The American Society of Clinical Oncology (ASCO) recently released new prostate cancer guidelines recommending that the androgen blocker Zytiga (abiraterone acetate) or the chemotherapy drug docetaxel be added to androgen deprivation therapy (ADT) for men with advanced prostate cancer who haven’t yet received hormone therapy.
Testosterone and other androgens (male hormones) stimulate prostate tumor growth. Androgen deprivation therapy—often started after surgery—reduces testosterone production. Zytiga, which was approved by the Food and Drug Administration (FDA) in February, stops production of other androgens throughout the body. The LATITUDE and STAMPEDE studies showed that starting Zytiga early along with ADT reduced the risk of death by about 40 percent.

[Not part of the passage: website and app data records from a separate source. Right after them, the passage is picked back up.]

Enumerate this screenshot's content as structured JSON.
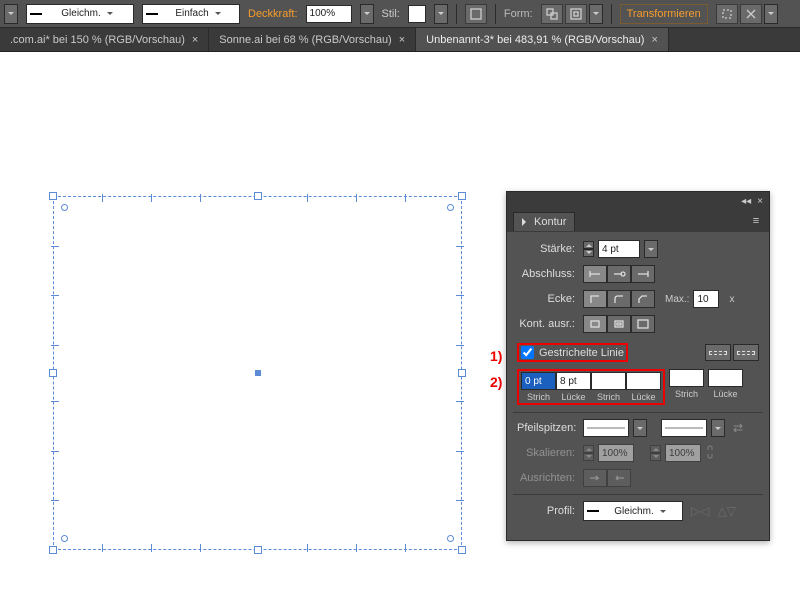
{
  "toolbar": {
    "stroke_style_1": "Gleichm.",
    "stroke_style_2": "Einfach",
    "opacity_label": "Deckkraft:",
    "opacity_value": "100%",
    "stil_label": "Stil:",
    "form_label": "Form:",
    "transform_label": "Transformieren"
  },
  "tabs": [
    {
      "label": ".com.ai* bei 150 % (RGB/Vorschau)",
      "active": false
    },
    {
      "label": "Sonne.ai bei 68 % (RGB/Vorschau)",
      "active": false
    },
    {
      "label": "Unbenannt-3* bei 483,91 % (RGB/Vorschau)",
      "active": true
    }
  ],
  "panel": {
    "title": "Kontur",
    "weight_label": "Stärke:",
    "weight_value": "4 pt",
    "cap_label": "Abschluss:",
    "corner_label": "Ecke:",
    "miter_label": "Max.:",
    "miter_value": "10",
    "miter_unit": "x",
    "align_label": "Kont. ausr.:",
    "dashed_label": "Gestrichelte Linie",
    "dash_cells": [
      {
        "value": "0 pt",
        "label": "Strich",
        "selected": true
      },
      {
        "value": "8 pt",
        "label": "Lücke"
      },
      {
        "value": "",
        "label": "Strich"
      },
      {
        "value": "",
        "label": "Lücke"
      },
      {
        "value": "",
        "label": "Strich"
      },
      {
        "value": "",
        "label": "Lücke"
      }
    ],
    "arrow_label": "Pfeilspitzen:",
    "scale_label": "Skalieren:",
    "scale_value_1": "100%",
    "scale_value_2": "100%",
    "alignarrow_label": "Ausrichten:",
    "profile_label": "Profil:",
    "profile_value": "Gleichm."
  },
  "annotations": {
    "n1": "1)",
    "n2": "2)"
  }
}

Men who have developed resistance to ADT but whose cancer has not yet spread also have a new option. A week later, the FDA approved Erleada (apalutamide), a medication that interferes with androgen receptor signaling, for men with high-risk prostate cancer that has stopped responding to standard hormone therapy. In the SPARTAN trial, Erleada delayed cancer progression or death by two years. Another study showed that a similar drug, Xtandi (enzalutamide), reduced the risk of metastasis or death by 71 percent.

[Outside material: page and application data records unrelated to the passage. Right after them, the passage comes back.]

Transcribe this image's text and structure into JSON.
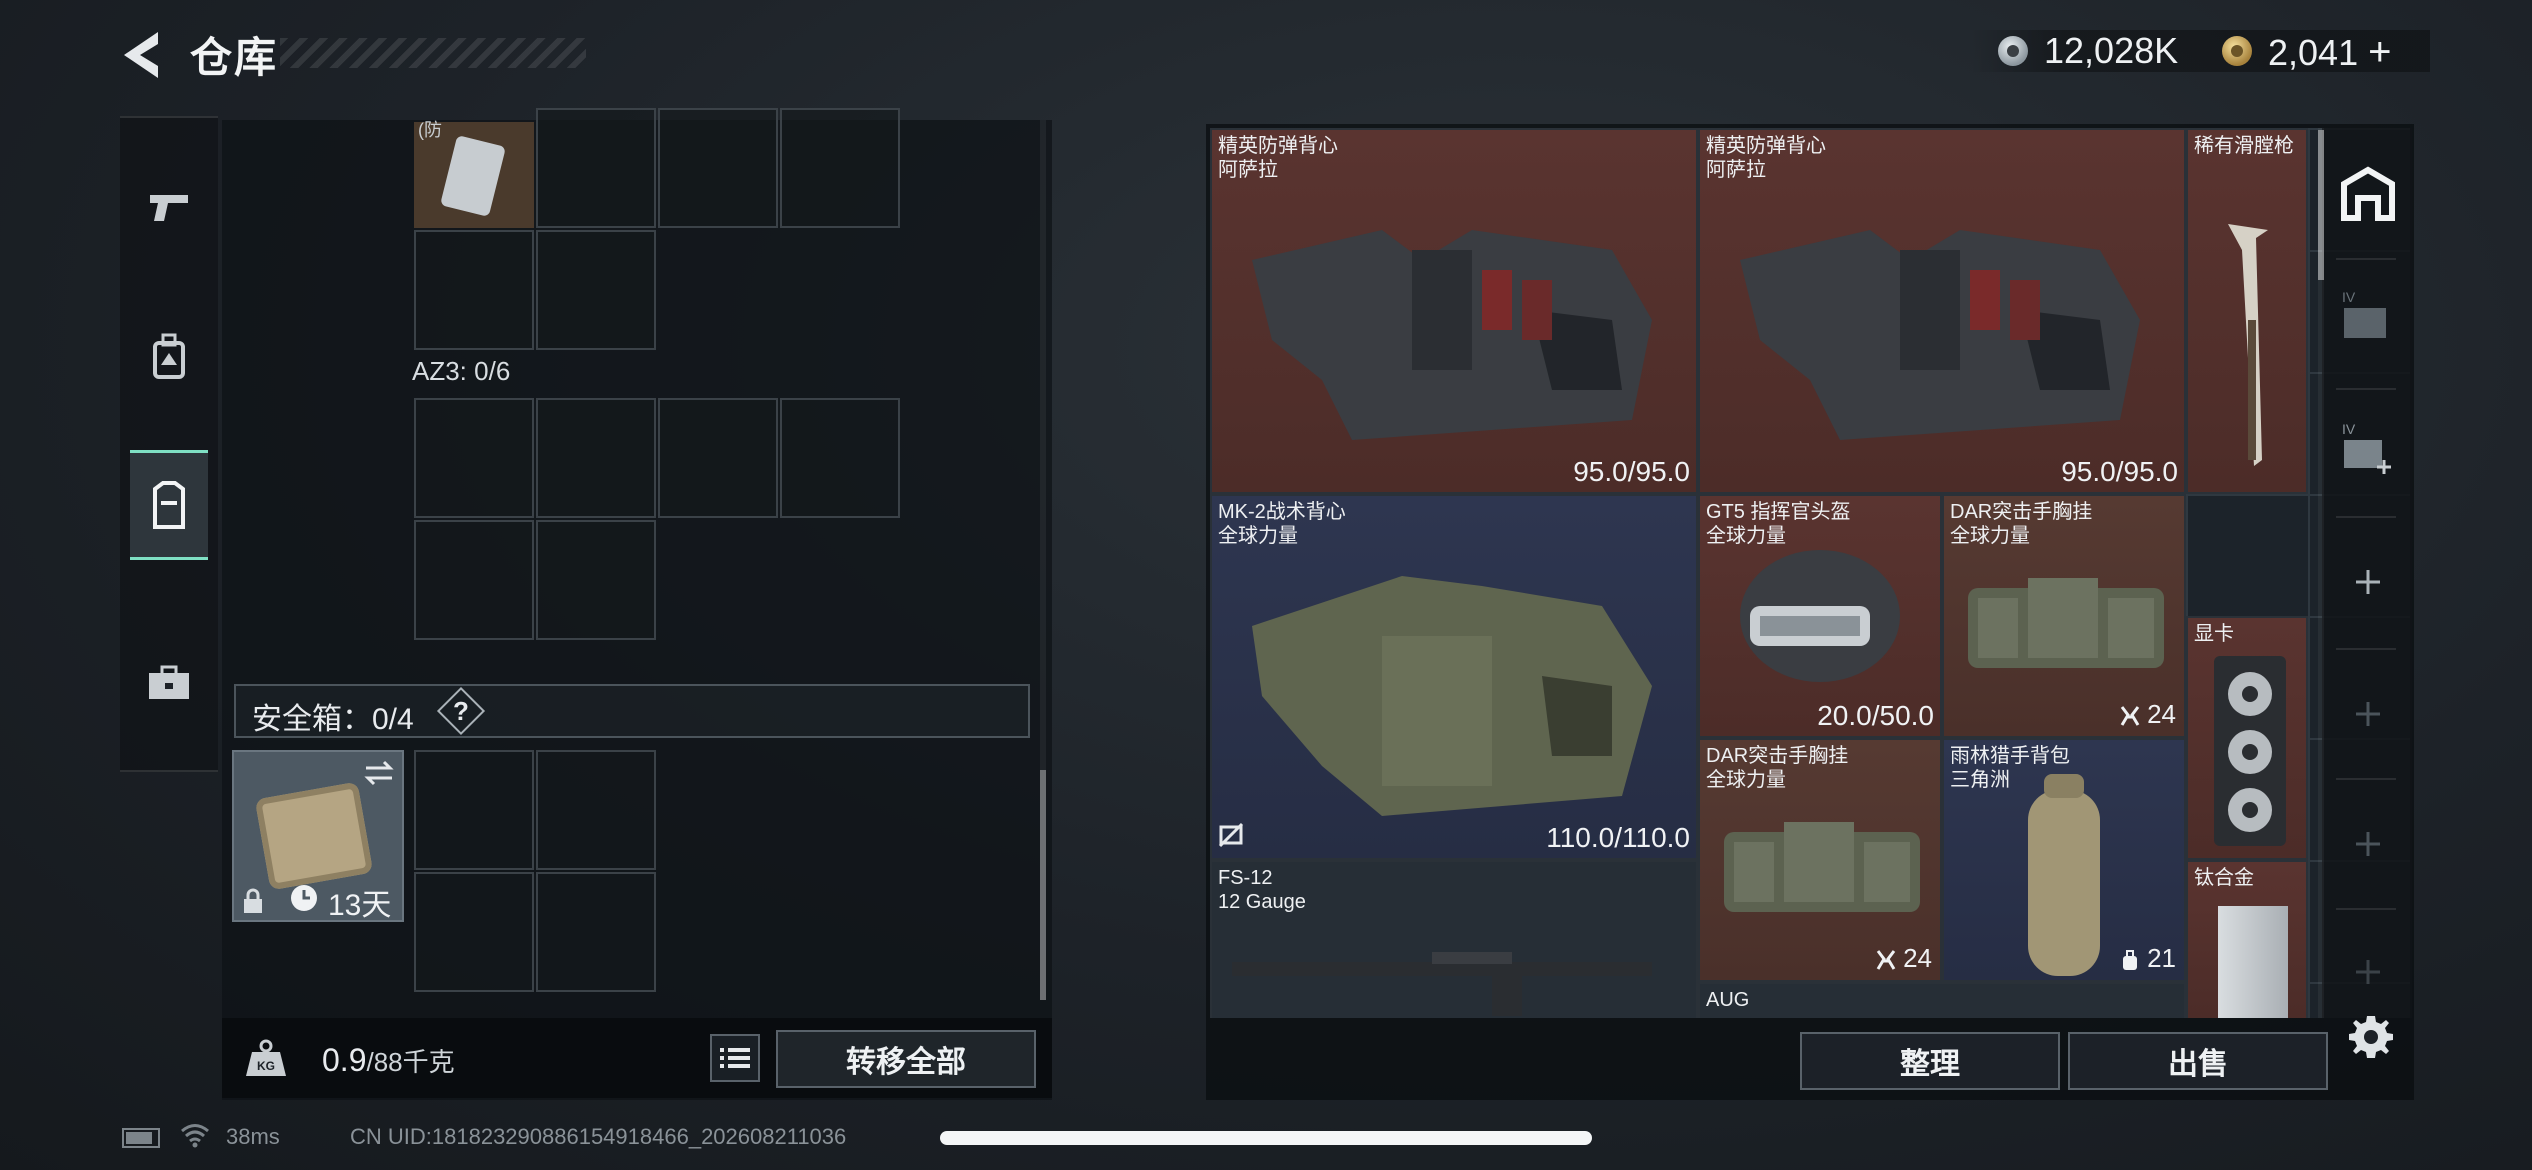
{
  "header": {
    "title": "仓库",
    "currency": [
      {
        "icon": "silver-coin-icon",
        "value": "12,028K"
      },
      {
        "icon": "gold-coin-icon",
        "value": "2,041"
      }
    ],
    "add_symbol": "+"
  },
  "left_rail": {
    "items": [
      {
        "icon": "pistol-icon",
        "active": false
      },
      {
        "icon": "backpack-icon",
        "active": false
      },
      {
        "icon": "vest-icon",
        "active": true
      },
      {
        "icon": "briefcase-icon",
        "active": false
      }
    ]
  },
  "left_panel": {
    "top_item_label": "(防",
    "container_label": "AZ3: 0/6",
    "safe_box_label": "安全箱：0/4",
    "safe_box_help": "?",
    "safe_box_days": "13天",
    "weight_value": "0.9",
    "weight_max": "/88千克",
    "transfer_all": "转移全部"
  },
  "inventory": {
    "items": [
      {
        "name": "精英防弹背心",
        "sub": "阿萨拉",
        "value": "95.0/95.0",
        "rarity": "red"
      },
      {
        "name": "精英防弹背心",
        "sub": "阿萨拉",
        "value": "95.0/95.0",
        "rarity": "red"
      },
      {
        "name": "稀有滑膛枪",
        "sub": "",
        "value": "",
        "rarity": "red"
      },
      {
        "name": "MK-2战术背心",
        "sub": "全球力量",
        "value": "110.0/110.0",
        "rarity": "blue"
      },
      {
        "name": "GT5 指挥官头盔",
        "sub": "全球力量",
        "value": "20.0/50.0",
        "rarity": "red"
      },
      {
        "name": "DAR突击手胸挂",
        "sub": "全球力量",
        "value": "24",
        "rarity": "rust"
      },
      {
        "name": "显卡",
        "sub": "",
        "value": "",
        "rarity": "red"
      },
      {
        "name": "DAR突击手胸挂",
        "sub": "全球力量",
        "value": "24",
        "rarity": "rust"
      },
      {
        "name": "雨林猎手背包",
        "sub": "三角洲",
        "value": "21",
        "rarity": "blue"
      },
      {
        "name": "钛合金",
        "sub": "",
        "value": "",
        "rarity": "red"
      },
      {
        "name": "FS-12",
        "sub": "12 Gauge",
        "value": "",
        "rarity": "gray"
      },
      {
        "name": "AUG",
        "sub": "",
        "value": "",
        "rarity": "gray"
      }
    ],
    "sort_label": "整理",
    "sell_label": "出售"
  },
  "status_bar": {
    "ping": "38ms",
    "uid": "CN UID:18182329088615491846​6_202608211036"
  }
}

Some experts favor watchful waiting for men with no visible evidence of metastasis, but high-risk prostate cancer can quickly spread. “These findings suggest there may finally be a treatment that holds real promise for extending their health and their lives,” says Sumanta Kumar Pal, MD, of City of Hope Comprehensive Cancer Center in California.